▸ **EXERCISE PROMPT**: For the data that follows, return each line unchanged and drop the pictures.

[Interface dataset entries]
Start of Block

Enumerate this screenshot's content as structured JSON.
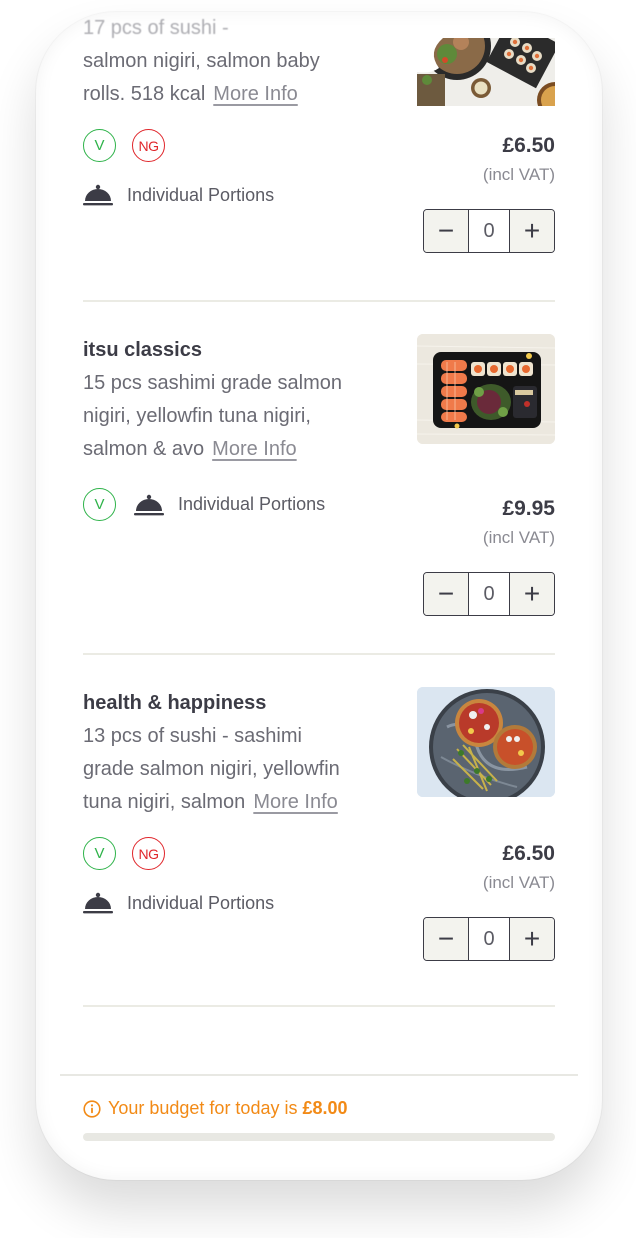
{
  "menu": {
    "items": [
      {
        "title": "",
        "description_lines": [
          "17 pcs of sushi -",
          "salmon nigiri, salmon baby",
          "rolls. 518 kcal"
        ],
        "more_info": "More Info",
        "badges": [
          "V",
          "NG"
        ],
        "portion": "Individual Portions",
        "price": "£6.50",
        "vat_note": "(incl VAT)",
        "quantity": "0",
        "image": "sushi-platter-photo"
      },
      {
        "title": "itsu classics",
        "description_lines": [
          "15 pcs sashimi grade salmon",
          "nigiri, yellowfin tuna nigiri,",
          "salmon & avo"
        ],
        "more_info": "More Info",
        "badges": [
          "V"
        ],
        "portion": "Individual Portions",
        "price": "£9.95",
        "vat_note": "(incl VAT)",
        "quantity": "0",
        "image": "sushi-box-photo"
      },
      {
        "title": "health & happiness",
        "description_lines": [
          "13 pcs of sushi - sashimi",
          "grade salmon nigiri, yellowfin",
          "tuna nigiri, salmon"
        ],
        "more_info": "More Info",
        "badges": [
          "V",
          "NG"
        ],
        "portion": "Individual Portions",
        "price": "£6.50",
        "vat_note": "(incl VAT)",
        "quantity": "0",
        "image": "tostada-plate-photo"
      }
    ]
  },
  "stepper": {
    "minus": "−",
    "plus": "+"
  },
  "budget": {
    "text": "Your budget for today is",
    "amount": "£8.00",
    "progress_percent": 0,
    "accent_color": "#f28a16"
  },
  "colors": {
    "vegetarian_badge": "#2fb34a",
    "no_gluten_badge": "#e0262b",
    "text_dark": "#3c3c46"
  }
}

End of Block

▸ **OUTPUT BELOW**:
Enumerate this screenshot's content as structured JSON.
{
  "menu": {
    "items": [
      {
        "title": "",
        "description_lines": [
          "17 pcs of sushi -",
          "salmon nigiri, salmon baby",
          "rolls. 518 kcal"
        ],
        "more_info": "More Info",
        "badges": [
          "V",
          "NG"
        ],
        "portion": "Individual Portions",
        "price": "£6.50",
        "vat_note": "(incl VAT)",
        "quantity": "0",
        "image": "sushi-platter-photo"
      },
      {
        "title": "itsu classics",
        "description_lines": [
          "15 pcs sashimi grade salmon",
          "nigiri, yellowfin tuna nigiri,",
          "salmon & avo"
        ],
        "more_info": "More Info",
        "badges": [
          "V"
        ],
        "portion": "Individual Portions",
        "price": "£9.95",
        "vat_note": "(incl VAT)",
        "quantity": "0",
        "image": "sushi-box-photo"
      },
      {
        "title": "health & happiness",
        "description_lines": [
          "13 pcs of sushi - sashimi",
          "grade salmon nigiri, yellowfin",
          "tuna nigiri, salmon"
        ],
        "more_info": "More Info",
        "badges": [
          "V",
          "NG"
        ],
        "portion": "Individual Portions",
        "price": "£6.50",
        "vat_note": "(incl VAT)",
        "quantity": "0",
        "image": "tostada-plate-photo"
      }
    ]
  },
  "stepper": {
    "minus": "−",
    "plus": "+"
  },
  "budget": {
    "text": "Your budget for today is",
    "amount": "£8.00",
    "progress_percent": 0,
    "accent_color": "#f28a16"
  },
  "colors": {
    "vegetarian_badge": "#2fb34a",
    "no_gluten_badge": "#e0262b",
    "text_dark": "#3c3c46"
  }
}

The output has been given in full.